If I’d actually seen Rickie come out to his aunt and uncle on TV? I would’ve understood that. It would’ve made a difference in my understanding of gayness. It would’ve made a difference in my straight friends’ understanding, too. The impact of a scene like that would have been overwhelmingly positive for everyone I knew at the time, even though the scene itself would’ve been really sad.
But I didn’t see it. It happened off-screen. We never even got to hear it described. And I’ve never heard anyone involved with MSCL talk about why that is.
Now, I’m sure one could come up with a perfectly reasonable explanation of why it made story sense to start with the aftermath of the coming out scene. One could say that what really mattered was how Rickie coped with it and how it affected the other characters, and that special guest star Juliana Hatfield’s contract required that she get a certain amount of screentime, and that viewers really just cared about whether Angela and Jordan were going to kiss that week, and whatever else.

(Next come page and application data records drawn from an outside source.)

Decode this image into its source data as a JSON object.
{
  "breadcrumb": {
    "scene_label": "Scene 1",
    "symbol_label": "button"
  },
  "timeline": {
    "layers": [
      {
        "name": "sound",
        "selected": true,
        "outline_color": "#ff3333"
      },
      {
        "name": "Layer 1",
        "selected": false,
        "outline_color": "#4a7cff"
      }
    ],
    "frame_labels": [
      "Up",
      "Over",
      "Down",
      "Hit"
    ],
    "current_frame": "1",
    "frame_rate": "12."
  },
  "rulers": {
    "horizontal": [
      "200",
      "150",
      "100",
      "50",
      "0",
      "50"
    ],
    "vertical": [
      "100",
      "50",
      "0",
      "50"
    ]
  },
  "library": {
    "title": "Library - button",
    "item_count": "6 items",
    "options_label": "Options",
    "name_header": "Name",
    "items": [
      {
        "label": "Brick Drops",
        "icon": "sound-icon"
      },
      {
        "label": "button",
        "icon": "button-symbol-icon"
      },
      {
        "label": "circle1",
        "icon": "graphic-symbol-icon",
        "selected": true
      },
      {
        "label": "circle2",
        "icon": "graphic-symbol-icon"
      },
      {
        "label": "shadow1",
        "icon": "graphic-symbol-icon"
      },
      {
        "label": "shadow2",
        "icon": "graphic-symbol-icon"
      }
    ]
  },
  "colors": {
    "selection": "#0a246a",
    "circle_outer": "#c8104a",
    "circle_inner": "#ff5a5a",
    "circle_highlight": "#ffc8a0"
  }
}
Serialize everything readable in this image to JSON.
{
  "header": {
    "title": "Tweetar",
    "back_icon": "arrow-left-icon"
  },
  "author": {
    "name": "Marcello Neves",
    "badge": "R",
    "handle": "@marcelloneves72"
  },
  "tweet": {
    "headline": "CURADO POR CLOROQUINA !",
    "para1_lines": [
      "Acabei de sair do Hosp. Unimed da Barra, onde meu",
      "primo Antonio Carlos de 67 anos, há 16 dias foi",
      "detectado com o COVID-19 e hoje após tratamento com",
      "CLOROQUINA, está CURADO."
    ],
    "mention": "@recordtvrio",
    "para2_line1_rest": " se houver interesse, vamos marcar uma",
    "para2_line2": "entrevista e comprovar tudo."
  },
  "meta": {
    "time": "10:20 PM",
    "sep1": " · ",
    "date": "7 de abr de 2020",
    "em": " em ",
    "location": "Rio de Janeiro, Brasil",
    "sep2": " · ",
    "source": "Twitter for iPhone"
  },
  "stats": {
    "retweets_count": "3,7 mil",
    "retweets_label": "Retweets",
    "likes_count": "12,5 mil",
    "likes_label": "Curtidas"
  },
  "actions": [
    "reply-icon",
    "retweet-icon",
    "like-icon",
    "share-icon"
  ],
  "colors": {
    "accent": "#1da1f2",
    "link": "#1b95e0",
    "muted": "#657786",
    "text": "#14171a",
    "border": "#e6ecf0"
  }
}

But I’m pretty sure the ultimate reason we never saw that scene was because the creators and writers of MSCL knew the network wouldn’t have allowed them to show it. They could touch on the gay stuff, but it had to be on the periphery; it couldn’t be too obvious to the audience what, exactly, was going on. I suspect something similar was at work when Angela described Rickie as “bi” in the pilot, even though it was very clear that the writers knew from day one that Rickie was gay. Using that word might’ve bought them some leeway with the network. But it confused the hell out of me as a 15-year-old viewer.
And yes, things have evolved since 1995. Now we have Kurt, and everything is good with the world and la la la (or the EW article certainly seemed to think that was the case, anyway).
But speaking of Kurt, I’m just going to point this out: Yes, we now have a mainstream show on which gay-related storylines have been prominently featured for the duration of its run, and which features three LGBT regular teen characters (I’m counting Santana and Brittany, so there) and two significant LGBT recurring characters. But the fact remains that we have seen exactly one same-sex kiss on the show. And that kiss was nonconsensual.
Of course, I’m sure if you asked the people involved in creating Glee they would say that that was done entirely for story reasons too. As was, undoubtedly, the censoring of the word “transsexual” from the Rocky Horror episode. (ETA in April: I now retract my criticism of the lack of same-sex kisses on Glee, as that clearly was being done for story reasons; however, the Rocky Horror criticism still stands.)
Which is all to say that I’m glad there are a fairly decent number of books published each year now for YA audiences with LGBT protagonists.
Except for the part where it’s still hard to get LGBT YA books published. And the part where when they do get published, it’s hard for them to get serious promotion or distribution, and it’s not at all uncommon for them to be challenged. Meaning that often, the first time a kid hears about a LGBT book, it’s because that book is being taken away from them before they’ve even had a chance to read it.
So I don’t know what the solution to any of this is. But I knew examples of both fictional and nonfictional gay teens are incredibly important to kids growing up, whether the kids themselves are gay or straight or something else.
And I know I’m going to keep coming back to my My So-Called Life DVDs when I can. Got to make up for lost time.